I've talked a lot about book length, but that's because it's such a fine science. You always want to leave your readers wanting a little bit more. They should feel just a little sad, and not at all relieved, when they get to that last page. That's why all authors have to make sure their novels can pass the boredom test. There's only way to administer the test: you have to read your own book until it almost drives you out of your mind.
Back Off, I'm Editing
Editing a book basically means reading it -- over and over and over and over again. In fact, four times isn't really enough to give your book a thorough edit. Seriously, it's not.

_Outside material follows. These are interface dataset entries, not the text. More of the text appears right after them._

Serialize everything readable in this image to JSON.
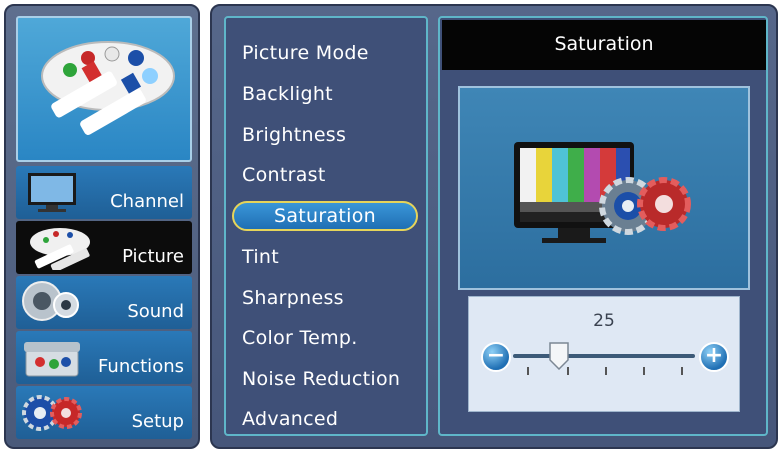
{
  "nav": {
    "items": [
      {
        "label": "Channel",
        "icon": "tv-icon",
        "selected": false
      },
      {
        "label": "Picture",
        "icon": "palette-icon",
        "selected": true
      },
      {
        "label": "Sound",
        "icon": "speaker-icon",
        "selected": false
      },
      {
        "label": "Functions",
        "icon": "toolbox-icon",
        "selected": false
      },
      {
        "label": "Setup",
        "icon": "gears-icon",
        "selected": false
      }
    ],
    "header_icon": "palette-icon"
  },
  "menu": {
    "items": [
      "Picture Mode",
      "Backlight",
      "Brightness",
      "Contrast",
      "Saturation",
      "Tint",
      "Sharpness",
      "Color Temp.",
      "Noise Reduction",
      "Advanced"
    ],
    "selected_label": "Saturation"
  },
  "detail": {
    "title": "Saturation",
    "preview_icon": "color-bars-monitor-gears-icon",
    "slider": {
      "value": "25",
      "min": 0,
      "max": 100,
      "fraction": 0.25
    }
  },
  "colors": {
    "accent": "#1f6fb4",
    "selection_border": "#e6d45a",
    "panel_frame": "#5fb6c9"
  }
}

Because even if you can somehow get rid of all your mistakes, proofread all your grammar and punctuation, check or plot holes and eliminate all the excess stuff you don't need, you still have to make sure your book can pass the boredom test.
And in order to conduct that test properly, you're going to need to read your book a good 5 times or more. Because if you can read your own book at least 5 times without stopping in the middle, hurling an ereader against the wall or falling asleep, then it has passed the boredom test. Basically it works like this: if you get bored reading your book, everyone will. Most people read their favorite books 5 times or more. If your book has any chance of ever becoming someone's favorite book, then the boredom test is necessary.
In fact, it's an integral part of editing that book. The whole point of editing is making the novel as perfect as possible, and that includes capturing and maintaining interest. So go read your book until you think your eyes are going to bleed. As long as you don't feel like sticking forks in your eyes as a result, your book is on the right track.